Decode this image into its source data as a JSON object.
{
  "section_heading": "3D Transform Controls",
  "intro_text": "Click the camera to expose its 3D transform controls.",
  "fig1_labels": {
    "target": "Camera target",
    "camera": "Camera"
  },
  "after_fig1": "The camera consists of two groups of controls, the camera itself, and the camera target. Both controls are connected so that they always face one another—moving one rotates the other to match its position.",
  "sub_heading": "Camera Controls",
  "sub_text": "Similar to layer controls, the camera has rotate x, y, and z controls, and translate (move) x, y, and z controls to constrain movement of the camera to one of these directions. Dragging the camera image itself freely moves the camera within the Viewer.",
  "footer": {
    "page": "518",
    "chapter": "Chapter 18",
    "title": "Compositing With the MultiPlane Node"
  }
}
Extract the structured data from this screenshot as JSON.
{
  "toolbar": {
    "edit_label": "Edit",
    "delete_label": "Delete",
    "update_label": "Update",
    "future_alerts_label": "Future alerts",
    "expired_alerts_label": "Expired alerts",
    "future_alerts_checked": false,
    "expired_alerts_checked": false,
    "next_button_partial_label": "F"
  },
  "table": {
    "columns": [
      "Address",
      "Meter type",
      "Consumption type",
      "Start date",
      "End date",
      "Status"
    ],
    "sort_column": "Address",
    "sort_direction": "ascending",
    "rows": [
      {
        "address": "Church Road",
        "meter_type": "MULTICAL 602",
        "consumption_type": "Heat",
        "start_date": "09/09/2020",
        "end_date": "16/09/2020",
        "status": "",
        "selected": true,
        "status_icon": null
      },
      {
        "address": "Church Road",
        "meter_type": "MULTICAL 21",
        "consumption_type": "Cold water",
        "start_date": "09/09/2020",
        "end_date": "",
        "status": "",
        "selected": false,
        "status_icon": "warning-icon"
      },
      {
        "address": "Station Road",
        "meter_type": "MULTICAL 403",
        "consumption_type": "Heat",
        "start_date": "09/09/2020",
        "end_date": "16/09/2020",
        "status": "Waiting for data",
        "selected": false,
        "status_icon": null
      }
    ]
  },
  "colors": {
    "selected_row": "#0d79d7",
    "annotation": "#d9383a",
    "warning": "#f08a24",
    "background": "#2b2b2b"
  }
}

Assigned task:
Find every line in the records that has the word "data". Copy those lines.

Output for this exercise:
Decode this image into its source data as a JSON object.
Extract the structured data from this screenshot as JSON.
        "status": "Waiting for data",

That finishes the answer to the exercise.